WORK INSTRUCTIONS - Keep the wording of every entry exactly as it is while leaving the pictures out of your copy.

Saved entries

== Segment start ==

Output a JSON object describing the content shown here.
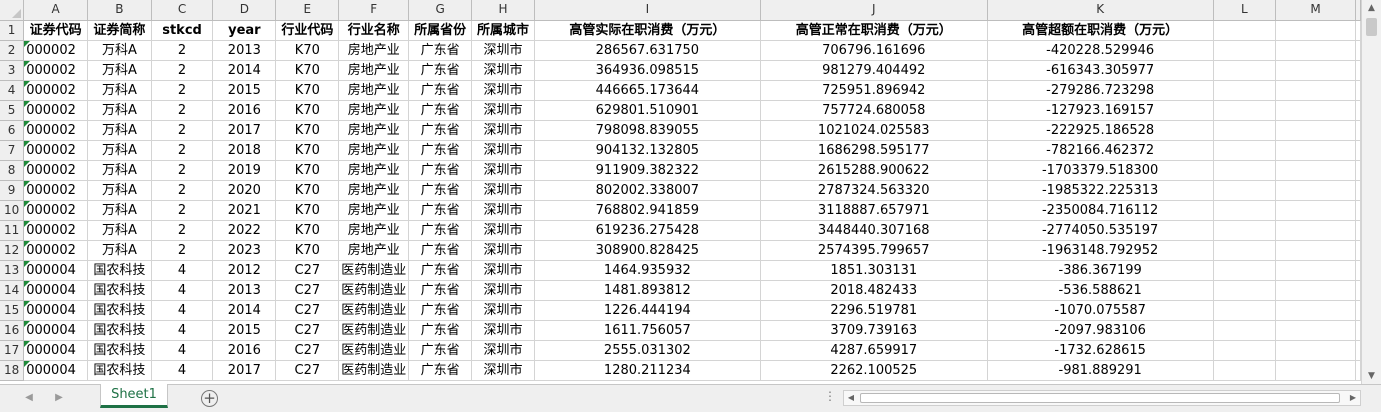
{
  "columns": [
    "A",
    "B",
    "C",
    "D",
    "E",
    "F",
    "G",
    "H",
    "I",
    "J",
    "K",
    "L",
    "M"
  ],
  "headers": [
    "证券代码",
    "证券简称",
    "stkcd",
    "year",
    "行业代码",
    "行业名称",
    "所属省份",
    "所属城市",
    "高管实际在职消费（万元）",
    "高管正常在职消费（万元）",
    "高管超额在职消费（万元）",
    "",
    ""
  ],
  "rows": [
    {
      "num": "2",
      "cells": [
        "000002",
        "万科A",
        "2",
        "2013",
        "K70",
        "房地产业",
        "广东省",
        "深圳市",
        "286567.631750",
        "706796.161696",
        "-420228.529946",
        "",
        ""
      ]
    },
    {
      "num": "3",
      "cells": [
        "000002",
        "万科A",
        "2",
        "2014",
        "K70",
        "房地产业",
        "广东省",
        "深圳市",
        "364936.098515",
        "981279.404492",
        "-616343.305977",
        "",
        ""
      ]
    },
    {
      "num": "4",
      "cells": [
        "000002",
        "万科A",
        "2",
        "2015",
        "K70",
        "房地产业",
        "广东省",
        "深圳市",
        "446665.173644",
        "725951.896942",
        "-279286.723298",
        "",
        ""
      ]
    },
    {
      "num": "5",
      "cells": [
        "000002",
        "万科A",
        "2",
        "2016",
        "K70",
        "房地产业",
        "广东省",
        "深圳市",
        "629801.510901",
        "757724.680058",
        "-127923.169157",
        "",
        ""
      ]
    },
    {
      "num": "6",
      "cells": [
        "000002",
        "万科A",
        "2",
        "2017",
        "K70",
        "房地产业",
        "广东省",
        "深圳市",
        "798098.839055",
        "1021024.025583",
        "-222925.186528",
        "",
        ""
      ]
    },
    {
      "num": "7",
      "cells": [
        "000002",
        "万科A",
        "2",
        "2018",
        "K70",
        "房地产业",
        "广东省",
        "深圳市",
        "904132.132805",
        "1686298.595177",
        "-782166.462372",
        "",
        ""
      ]
    },
    {
      "num": "8",
      "cells": [
        "000002",
        "万科A",
        "2",
        "2019",
        "K70",
        "房地产业",
        "广东省",
        "深圳市",
        "911909.382322",
        "2615288.900622",
        "-1703379.518300",
        "",
        ""
      ]
    },
    {
      "num": "9",
      "cells": [
        "000002",
        "万科A",
        "2",
        "2020",
        "K70",
        "房地产业",
        "广东省",
        "深圳市",
        "802002.338007",
        "2787324.563320",
        "-1985322.225313",
        "",
        ""
      ]
    },
    {
      "num": "10",
      "cells": [
        "000002",
        "万科A",
        "2",
        "2021",
        "K70",
        "房地产业",
        "广东省",
        "深圳市",
        "768802.941859",
        "3118887.657971",
        "-2350084.716112",
        "",
        ""
      ]
    },
    {
      "num": "11",
      "cells": [
        "000002",
        "万科A",
        "2",
        "2022",
        "K70",
        "房地产业",
        "广东省",
        "深圳市",
        "619236.275428",
        "3448440.307168",
        "-2774050.535197",
        "",
        ""
      ]
    },
    {
      "num": "12",
      "cells": [
        "000002",
        "万科A",
        "2",
        "2023",
        "K70",
        "房地产业",
        "广东省",
        "深圳市",
        "308900.828425",
        "2574395.799657",
        "-1963148.792952",
        "",
        ""
      ]
    },
    {
      "num": "13",
      "cells": [
        "000004",
        "国农科技",
        "4",
        "2012",
        "C27",
        "医药制造业",
        "广东省",
        "深圳市",
        "1464.935932",
        "1851.303131",
        "-386.367199",
        "",
        ""
      ]
    },
    {
      "num": "14",
      "cells": [
        "000004",
        "国农科技",
        "4",
        "2013",
        "C27",
        "医药制造业",
        "广东省",
        "深圳市",
        "1481.893812",
        "2018.482433",
        "-536.588621",
        "",
        ""
      ]
    },
    {
      "num": "15",
      "cells": [
        "000004",
        "国农科技",
        "4",
        "2014",
        "C27",
        "医药制造业",
        "广东省",
        "深圳市",
        "1226.444194",
        "2296.519781",
        "-1070.075587",
        "",
        ""
      ]
    },
    {
      "num": "16",
      "cells": [
        "000004",
        "国农科技",
        "4",
        "2015",
        "C27",
        "医药制造业",
        "广东省",
        "深圳市",
        "1611.756057",
        "3709.739163",
        "-2097.983106",
        "",
        ""
      ]
    },
    {
      "num": "17",
      "cells": [
        "000004",
        "国农科技",
        "4",
        "2016",
        "C27",
        "医药制造业",
        "广东省",
        "深圳市",
        "2555.031302",
        "4287.659917",
        "-1732.628615",
        "",
        ""
      ]
    },
    {
      "num": "18",
      "cells": [
        "000004",
        "国农科技",
        "4",
        "2017",
        "C27",
        "医药制造业",
        "广东省",
        "深圳市",
        "1280.211234",
        "2262.100525",
        "-981.889291",
        "",
        ""
      ]
    }
  ],
  "sheet_tab": "Sheet1",
  "add_sheet_label": "+",
  "hscroll_dots": "⋮",
  "icons": {
    "scroll_up": "▲",
    "scroll_down": "▼",
    "scroll_left": "◀",
    "scroll_right": "▶",
    "tab_prev": "◀",
    "tab_next": "▶"
  },
  "colors": {
    "sheet_tab_accent": "#1e7145",
    "text_marker": "#1e8a3a"
  }
}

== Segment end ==

RESULT -
Output a JSON object describing the content shown here.
{
  "columns": [
    "A",
    "B",
    "C",
    "D",
    "E",
    "F",
    "G",
    "H",
    "I",
    "J",
    "K",
    "L",
    "M"
  ],
  "headers": [
    "证券代码",
    "证券简称",
    "stkcd",
    "year",
    "行业代码",
    "行业名称",
    "所属省份",
    "所属城市",
    "高管实际在职消费（万元）",
    "高管正常在职消费（万元）",
    "高管超额在职消费（万元）",
    "",
    ""
  ],
  "rows": [
    {
      "num": "2",
      "cells": [
        "000002",
        "万科A",
        "2",
        "2013",
        "K70",
        "房地产业",
        "广东省",
        "深圳市",
        "286567.631750",
        "706796.161696",
        "-420228.529946",
        "",
        ""
      ]
    },
    {
      "num": "3",
      "cells": [
        "000002",
        "万科A",
        "2",
        "2014",
        "K70",
        "房地产业",
        "广东省",
        "深圳市",
        "364936.098515",
        "981279.404492",
        "-616343.305977",
        "",
        ""
      ]
    },
    {
      "num": "4",
      "cells": [
        "000002",
        "万科A",
        "2",
        "2015",
        "K70",
        "房地产业",
        "广东省",
        "深圳市",
        "446665.173644",
        "725951.896942",
        "-279286.723298",
        "",
        ""
      ]
    },
    {
      "num": "5",
      "cells": [
        "000002",
        "万科A",
        "2",
        "2016",
        "K70",
        "房地产业",
        "广东省",
        "深圳市",
        "629801.510901",
        "757724.680058",
        "-127923.169157",
        "",
        ""
      ]
    },
    {
      "num": "6",
      "cells": [
        "000002",
        "万科A",
        "2",
        "2017",
        "K70",
        "房地产业",
        "广东省",
        "深圳市",
        "798098.839055",
        "1021024.025583",
        "-222925.186528",
        "",
        ""
      ]
    },
    {
      "num": "7",
      "cells": [
        "000002",
        "万科A",
        "2",
        "2018",
        "K70",
        "房地产业",
        "广东省",
        "深圳市",
        "904132.132805",
        "1686298.595177",
        "-782166.462372",
        "",
        ""
      ]
    },
    {
      "num": "8",
      "cells": [
        "000002",
        "万科A",
        "2",
        "2019",
        "K70",
        "房地产业",
        "广东省",
        "深圳市",
        "911909.382322",
        "2615288.900622",
        "-1703379.518300",
        "",
        ""
      ]
    },
    {
      "num": "9",
      "cells": [
        "000002",
        "万科A",
        "2",
        "2020",
        "K70",
        "房地产业",
        "广东省",
        "深圳市",
        "802002.338007",
        "2787324.563320",
        "-1985322.225313",
        "",
        ""
      ]
    },
    {
      "num": "10",
      "cells": [
        "000002",
        "万科A",
        "2",
        "2021",
        "K70",
        "房地产业",
        "广东省",
        "深圳市",
        "768802.941859",
        "3118887.657971",
        "-2350084.716112",
        "",
        ""
      ]
    },
    {
      "num": "11",
      "cells": [
        "000002",
        "万科A",
        "2",
        "2022",
        "K70",
        "房地产业",
        "广东省",
        "深圳市",
        "619236.275428",
        "3448440.307168",
        "-2774050.535197",
        "",
        ""
      ]
    },
    {
      "num": "12",
      "cells": [
        "000002",
        "万科A",
        "2",
        "2023",
        "K70",
        "房地产业",
        "广东省",
        "深圳市",
        "308900.828425",
        "2574395.799657",
        "-1963148.792952",
        "",
        ""
      ]
    },
    {
      "num": "13",
      "cells": [
        "000004",
        "国农科技",
        "4",
        "2012",
        "C27",
        "医药制造业",
        "广东省",
        "深圳市",
        "1464.935932",
        "1851.303131",
        "-386.367199",
        "",
        ""
      ]
    },
    {
      "num": "14",
      "cells": [
        "000004",
        "国农科技",
        "4",
        "2013",
        "C27",
        "医药制造业",
        "广东省",
        "深圳市",
        "1481.893812",
        "2018.482433",
        "-536.588621",
        "",
        ""
      ]
    },
    {
      "num": "15",
      "cells": [
        "000004",
        "国农科技",
        "4",
        "2014",
        "C27",
        "医药制造业",
        "广东省",
        "深圳市",
        "1226.444194",
        "2296.519781",
        "-1070.075587",
        "",
        ""
      ]
    },
    {
      "num": "16",
      "cells": [
        "000004",
        "国农科技",
        "4",
        "2015",
        "C27",
        "医药制造业",
        "广东省",
        "深圳市",
        "1611.756057",
        "3709.739163",
        "-2097.983106",
        "",
        ""
      ]
    },
    {
      "num": "17",
      "cells": [
        "000004",
        "国农科技",
        "4",
        "2016",
        "C27",
        "医药制造业",
        "广东省",
        "深圳市",
        "2555.031302",
        "4287.659917",
        "-1732.628615",
        "",
        ""
      ]
    },
    {
      "num": "18",
      "cells": [
        "000004",
        "国农科技",
        "4",
        "2017",
        "C27",
        "医药制造业",
        "广东省",
        "深圳市",
        "1280.211234",
        "2262.100525",
        "-981.889291",
        "",
        ""
      ]
    }
  ],
  "sheet_tab": "Sheet1",
  "add_sheet_label": "+",
  "hscroll_dots": "⋮",
  "icons": {
    "scroll_up": "▲",
    "scroll_down": "▼",
    "scroll_left": "◀",
    "scroll_right": "▶",
    "tab_prev": "◀",
    "tab_next": "▶"
  },
  "colors": {
    "sheet_tab_accent": "#1e7145",
    "text_marker": "#1e8a3a"
  }
}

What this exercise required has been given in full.